The Taize community in central France will mark two important anniversaries on Saturday with a prayerful celebration. Five years after their founder's murder, the community works to carry out his vision of reaching out to those seeking to live every day as "a day for God."
Taize community's spokesman, Brother David, told CNA that 5,000 people will be with them for Saturday's celebration of the double anniversary of Br. Roger Schutz' death in 2005 and the 70th year of the community he founded.
Four thousand young people have been there since last Sunday, spending their days taking part in community activities, reflecting on bible verses, praying in a large group three times daily and also completing practical tasks to keep the place running. This is the normal routine for visitors, who come for a week at a time.
Br. David said that while July and August are their busiest months, they host visitors from all Christian backgrounds every week of the year except for the week after Christmas, when they host a celebration in a major city. "For us," he said, "it's kind of a mystery that they come week after week." But, he noted, by word-of-mouth, experiences get passed on and people keep showing up, many to return.
About 1,000 more people from the area will join the 4,000 temporary residents for Saturday's celebration. Beginning evening prayer at 7:30 p.m. in fields close to the village, the participants will make a pilgrimage to the community's Church of the Reconciliation, passing by the Brother Roger's grave on the way. Once at the church they will read and reflect on the Gospel of the resurrection.
Recalling the founder's legacy, the Taize spokesman said, "we are very thankful what Brother Roger gave us. His desire to search ... he hosted many people who came on a search."
He began the community in 1940 as World War II raged, leaving many refugees in need of care and direction. The community, now with around 100 brothers, maintains his original vision of providing a place of reflection for people of all faiths and backgrounds both in Taize and at their five other houses around the globe.
"The point," explained Br. David, "is to help them on this search, listen, answer questions. What we would like is to help them to meet Christ, to discover Christ. ... that they will find for themselves the answers for the questions they bring (with them)."
He remembered that Br. Roger used to stress the importance of remaining rooted in the "essential - in our vocation - and to see the reality, not to be closed in the way we do things, be too formal in the things we do ... to remain faithful to it and live it in the place we are."
The founder would often ask aloud how to better live their faith, being aware of the present and their surroundings to live every day "as a day for God," Br. David described.
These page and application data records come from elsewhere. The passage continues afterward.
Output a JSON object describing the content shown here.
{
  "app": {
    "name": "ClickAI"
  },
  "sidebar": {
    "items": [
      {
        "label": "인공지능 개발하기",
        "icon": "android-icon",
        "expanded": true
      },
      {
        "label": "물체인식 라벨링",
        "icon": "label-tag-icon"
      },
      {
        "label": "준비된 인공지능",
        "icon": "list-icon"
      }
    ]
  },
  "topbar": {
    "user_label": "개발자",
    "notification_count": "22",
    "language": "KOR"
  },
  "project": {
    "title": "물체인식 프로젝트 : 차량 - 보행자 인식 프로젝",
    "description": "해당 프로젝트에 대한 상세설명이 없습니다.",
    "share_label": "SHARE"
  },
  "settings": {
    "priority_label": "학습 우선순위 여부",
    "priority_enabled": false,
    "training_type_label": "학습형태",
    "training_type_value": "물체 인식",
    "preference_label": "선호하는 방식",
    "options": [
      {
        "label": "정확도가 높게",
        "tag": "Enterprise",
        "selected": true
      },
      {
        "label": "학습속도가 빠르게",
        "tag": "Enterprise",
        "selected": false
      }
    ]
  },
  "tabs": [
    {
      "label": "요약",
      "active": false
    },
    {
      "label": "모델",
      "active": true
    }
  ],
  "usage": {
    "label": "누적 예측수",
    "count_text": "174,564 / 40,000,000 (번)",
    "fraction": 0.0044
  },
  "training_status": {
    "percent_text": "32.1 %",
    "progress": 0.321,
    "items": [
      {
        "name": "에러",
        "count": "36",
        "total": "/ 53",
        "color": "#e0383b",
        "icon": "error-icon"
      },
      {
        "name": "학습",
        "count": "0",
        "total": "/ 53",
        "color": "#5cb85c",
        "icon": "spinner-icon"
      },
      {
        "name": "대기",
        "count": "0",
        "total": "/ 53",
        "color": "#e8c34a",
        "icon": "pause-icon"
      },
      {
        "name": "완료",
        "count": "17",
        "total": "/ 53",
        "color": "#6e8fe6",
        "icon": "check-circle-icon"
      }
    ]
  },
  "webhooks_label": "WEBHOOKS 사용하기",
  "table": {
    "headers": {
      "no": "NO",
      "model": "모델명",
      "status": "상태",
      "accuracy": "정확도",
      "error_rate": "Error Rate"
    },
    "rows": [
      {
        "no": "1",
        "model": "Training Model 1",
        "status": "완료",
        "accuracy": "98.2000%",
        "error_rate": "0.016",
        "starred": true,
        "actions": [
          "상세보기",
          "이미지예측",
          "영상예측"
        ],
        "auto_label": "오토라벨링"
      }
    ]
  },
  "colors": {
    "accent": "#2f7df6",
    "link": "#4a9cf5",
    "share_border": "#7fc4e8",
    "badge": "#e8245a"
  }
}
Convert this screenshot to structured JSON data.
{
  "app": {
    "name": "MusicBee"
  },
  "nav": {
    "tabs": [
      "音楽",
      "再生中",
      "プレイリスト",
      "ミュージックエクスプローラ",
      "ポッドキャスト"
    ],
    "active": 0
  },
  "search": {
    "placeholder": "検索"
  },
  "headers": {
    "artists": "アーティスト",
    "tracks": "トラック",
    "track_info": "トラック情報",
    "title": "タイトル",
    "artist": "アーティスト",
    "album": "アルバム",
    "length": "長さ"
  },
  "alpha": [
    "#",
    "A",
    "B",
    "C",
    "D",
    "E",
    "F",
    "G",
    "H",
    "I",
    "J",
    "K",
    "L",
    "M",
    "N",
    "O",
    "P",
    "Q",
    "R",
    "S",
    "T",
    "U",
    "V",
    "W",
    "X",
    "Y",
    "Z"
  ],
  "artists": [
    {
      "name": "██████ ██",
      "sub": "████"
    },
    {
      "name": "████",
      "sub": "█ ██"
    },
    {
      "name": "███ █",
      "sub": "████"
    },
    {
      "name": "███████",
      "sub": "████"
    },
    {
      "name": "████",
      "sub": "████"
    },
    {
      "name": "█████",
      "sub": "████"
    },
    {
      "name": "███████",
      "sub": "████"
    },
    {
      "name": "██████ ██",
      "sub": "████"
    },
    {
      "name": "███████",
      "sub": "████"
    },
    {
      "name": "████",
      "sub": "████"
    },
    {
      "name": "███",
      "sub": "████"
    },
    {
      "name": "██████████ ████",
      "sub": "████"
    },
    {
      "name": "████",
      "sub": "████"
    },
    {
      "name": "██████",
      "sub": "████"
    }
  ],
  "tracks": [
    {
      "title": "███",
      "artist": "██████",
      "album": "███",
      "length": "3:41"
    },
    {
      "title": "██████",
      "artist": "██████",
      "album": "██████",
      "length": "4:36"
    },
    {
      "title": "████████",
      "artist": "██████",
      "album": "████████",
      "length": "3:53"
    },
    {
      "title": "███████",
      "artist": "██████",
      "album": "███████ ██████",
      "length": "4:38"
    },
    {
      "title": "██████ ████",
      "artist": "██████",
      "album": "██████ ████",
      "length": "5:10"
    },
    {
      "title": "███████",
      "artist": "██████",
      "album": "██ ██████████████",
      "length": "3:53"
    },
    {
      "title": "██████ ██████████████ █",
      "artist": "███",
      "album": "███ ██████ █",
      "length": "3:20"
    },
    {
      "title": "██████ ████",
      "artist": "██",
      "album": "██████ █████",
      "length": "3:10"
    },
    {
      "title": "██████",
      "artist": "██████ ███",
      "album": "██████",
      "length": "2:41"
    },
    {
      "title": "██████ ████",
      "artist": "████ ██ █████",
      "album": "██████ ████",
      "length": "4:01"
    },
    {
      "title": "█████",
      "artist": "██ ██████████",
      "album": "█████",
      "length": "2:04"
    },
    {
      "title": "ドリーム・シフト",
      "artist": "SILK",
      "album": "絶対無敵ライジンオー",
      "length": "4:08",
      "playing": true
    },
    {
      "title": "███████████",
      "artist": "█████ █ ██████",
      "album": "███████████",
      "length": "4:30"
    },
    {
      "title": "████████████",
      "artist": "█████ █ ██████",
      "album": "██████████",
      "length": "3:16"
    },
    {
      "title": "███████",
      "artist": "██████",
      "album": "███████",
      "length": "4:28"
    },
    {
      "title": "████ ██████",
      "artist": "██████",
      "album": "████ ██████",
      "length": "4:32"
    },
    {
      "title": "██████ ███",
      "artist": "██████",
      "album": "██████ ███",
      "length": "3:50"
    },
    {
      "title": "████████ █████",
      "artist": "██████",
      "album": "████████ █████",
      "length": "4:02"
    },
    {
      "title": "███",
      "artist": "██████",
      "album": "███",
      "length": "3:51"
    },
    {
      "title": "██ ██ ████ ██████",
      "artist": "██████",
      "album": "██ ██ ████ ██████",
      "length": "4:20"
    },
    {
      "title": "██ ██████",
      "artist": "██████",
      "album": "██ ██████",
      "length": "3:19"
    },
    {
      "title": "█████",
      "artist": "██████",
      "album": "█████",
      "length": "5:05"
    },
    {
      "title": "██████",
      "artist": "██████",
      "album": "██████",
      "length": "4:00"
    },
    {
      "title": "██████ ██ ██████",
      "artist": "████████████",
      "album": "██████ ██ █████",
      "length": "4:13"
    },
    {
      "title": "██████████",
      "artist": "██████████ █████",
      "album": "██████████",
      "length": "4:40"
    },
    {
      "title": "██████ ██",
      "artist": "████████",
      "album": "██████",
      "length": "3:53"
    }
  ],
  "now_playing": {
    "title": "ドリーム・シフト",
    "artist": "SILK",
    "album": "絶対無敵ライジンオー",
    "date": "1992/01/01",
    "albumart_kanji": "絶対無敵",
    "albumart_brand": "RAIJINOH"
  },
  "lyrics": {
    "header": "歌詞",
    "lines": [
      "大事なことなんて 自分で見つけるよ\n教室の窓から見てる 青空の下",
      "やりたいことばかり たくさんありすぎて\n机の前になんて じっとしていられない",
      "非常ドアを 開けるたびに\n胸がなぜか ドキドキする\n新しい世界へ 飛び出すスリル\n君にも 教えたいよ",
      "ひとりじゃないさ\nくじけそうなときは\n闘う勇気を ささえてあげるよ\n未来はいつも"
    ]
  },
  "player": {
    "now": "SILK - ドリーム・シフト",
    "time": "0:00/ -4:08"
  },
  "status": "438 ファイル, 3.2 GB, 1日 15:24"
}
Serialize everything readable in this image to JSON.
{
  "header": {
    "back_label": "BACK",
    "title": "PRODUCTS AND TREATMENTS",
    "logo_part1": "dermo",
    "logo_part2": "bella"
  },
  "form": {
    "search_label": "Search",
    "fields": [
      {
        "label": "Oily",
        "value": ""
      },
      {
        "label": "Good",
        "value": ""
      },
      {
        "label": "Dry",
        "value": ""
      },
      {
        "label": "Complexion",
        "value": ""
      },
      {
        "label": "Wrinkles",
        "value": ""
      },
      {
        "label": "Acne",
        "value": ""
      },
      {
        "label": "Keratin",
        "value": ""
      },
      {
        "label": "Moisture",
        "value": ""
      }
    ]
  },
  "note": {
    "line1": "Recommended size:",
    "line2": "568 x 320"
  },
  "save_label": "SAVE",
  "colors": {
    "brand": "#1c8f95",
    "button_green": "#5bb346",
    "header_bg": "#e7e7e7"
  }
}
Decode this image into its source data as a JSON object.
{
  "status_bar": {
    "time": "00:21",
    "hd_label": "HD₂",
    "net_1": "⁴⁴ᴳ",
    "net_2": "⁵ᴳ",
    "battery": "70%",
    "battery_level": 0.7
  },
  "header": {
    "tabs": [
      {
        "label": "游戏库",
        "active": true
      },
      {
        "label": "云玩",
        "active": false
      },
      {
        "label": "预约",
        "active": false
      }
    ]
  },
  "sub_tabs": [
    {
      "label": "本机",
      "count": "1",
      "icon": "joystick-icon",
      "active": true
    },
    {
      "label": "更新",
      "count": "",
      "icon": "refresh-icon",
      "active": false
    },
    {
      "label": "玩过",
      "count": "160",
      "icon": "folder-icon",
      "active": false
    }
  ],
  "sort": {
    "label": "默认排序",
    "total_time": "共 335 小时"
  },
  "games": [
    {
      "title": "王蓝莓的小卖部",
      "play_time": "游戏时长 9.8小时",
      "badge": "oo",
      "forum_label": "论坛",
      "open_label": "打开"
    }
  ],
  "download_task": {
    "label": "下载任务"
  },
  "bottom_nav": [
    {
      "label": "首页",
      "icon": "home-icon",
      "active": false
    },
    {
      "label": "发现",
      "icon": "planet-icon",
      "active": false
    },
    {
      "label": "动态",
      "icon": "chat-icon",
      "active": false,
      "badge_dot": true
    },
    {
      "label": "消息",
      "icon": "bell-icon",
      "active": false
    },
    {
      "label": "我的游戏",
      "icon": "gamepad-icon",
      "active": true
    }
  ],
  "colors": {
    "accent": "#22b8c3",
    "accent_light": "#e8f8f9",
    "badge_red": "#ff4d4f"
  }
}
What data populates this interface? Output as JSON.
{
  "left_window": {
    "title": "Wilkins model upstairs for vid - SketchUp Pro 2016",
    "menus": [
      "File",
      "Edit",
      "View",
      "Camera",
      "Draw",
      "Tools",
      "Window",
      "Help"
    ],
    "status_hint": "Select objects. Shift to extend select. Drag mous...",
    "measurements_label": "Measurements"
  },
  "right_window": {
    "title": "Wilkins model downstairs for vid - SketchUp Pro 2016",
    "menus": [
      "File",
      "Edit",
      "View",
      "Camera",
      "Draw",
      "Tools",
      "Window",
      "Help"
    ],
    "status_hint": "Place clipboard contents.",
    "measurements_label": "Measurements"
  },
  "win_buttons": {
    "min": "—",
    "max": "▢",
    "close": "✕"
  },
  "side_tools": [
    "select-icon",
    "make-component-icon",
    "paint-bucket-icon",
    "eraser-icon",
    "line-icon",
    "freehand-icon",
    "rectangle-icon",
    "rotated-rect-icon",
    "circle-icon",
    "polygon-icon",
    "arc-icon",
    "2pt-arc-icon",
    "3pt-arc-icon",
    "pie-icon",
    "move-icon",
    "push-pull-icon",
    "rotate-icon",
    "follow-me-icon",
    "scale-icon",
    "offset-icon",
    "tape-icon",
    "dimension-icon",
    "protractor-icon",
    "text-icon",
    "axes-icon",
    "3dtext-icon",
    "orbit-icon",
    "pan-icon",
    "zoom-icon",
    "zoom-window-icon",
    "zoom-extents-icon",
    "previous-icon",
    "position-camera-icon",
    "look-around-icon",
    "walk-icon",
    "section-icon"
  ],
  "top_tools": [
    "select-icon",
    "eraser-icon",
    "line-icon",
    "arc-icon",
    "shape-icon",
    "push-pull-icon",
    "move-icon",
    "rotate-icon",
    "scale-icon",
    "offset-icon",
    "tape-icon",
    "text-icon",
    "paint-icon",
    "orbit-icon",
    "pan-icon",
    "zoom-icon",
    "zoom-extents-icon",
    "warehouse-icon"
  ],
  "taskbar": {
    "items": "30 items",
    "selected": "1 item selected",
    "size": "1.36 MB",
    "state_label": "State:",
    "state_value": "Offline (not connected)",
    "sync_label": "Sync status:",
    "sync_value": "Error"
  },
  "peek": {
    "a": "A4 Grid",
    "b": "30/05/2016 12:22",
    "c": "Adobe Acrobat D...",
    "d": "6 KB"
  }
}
"There's a continuity that things not remain locked in place, that every day we can search and his perspective is very important for us," said the spokesman. "The world changes, people change but Christ remains the same."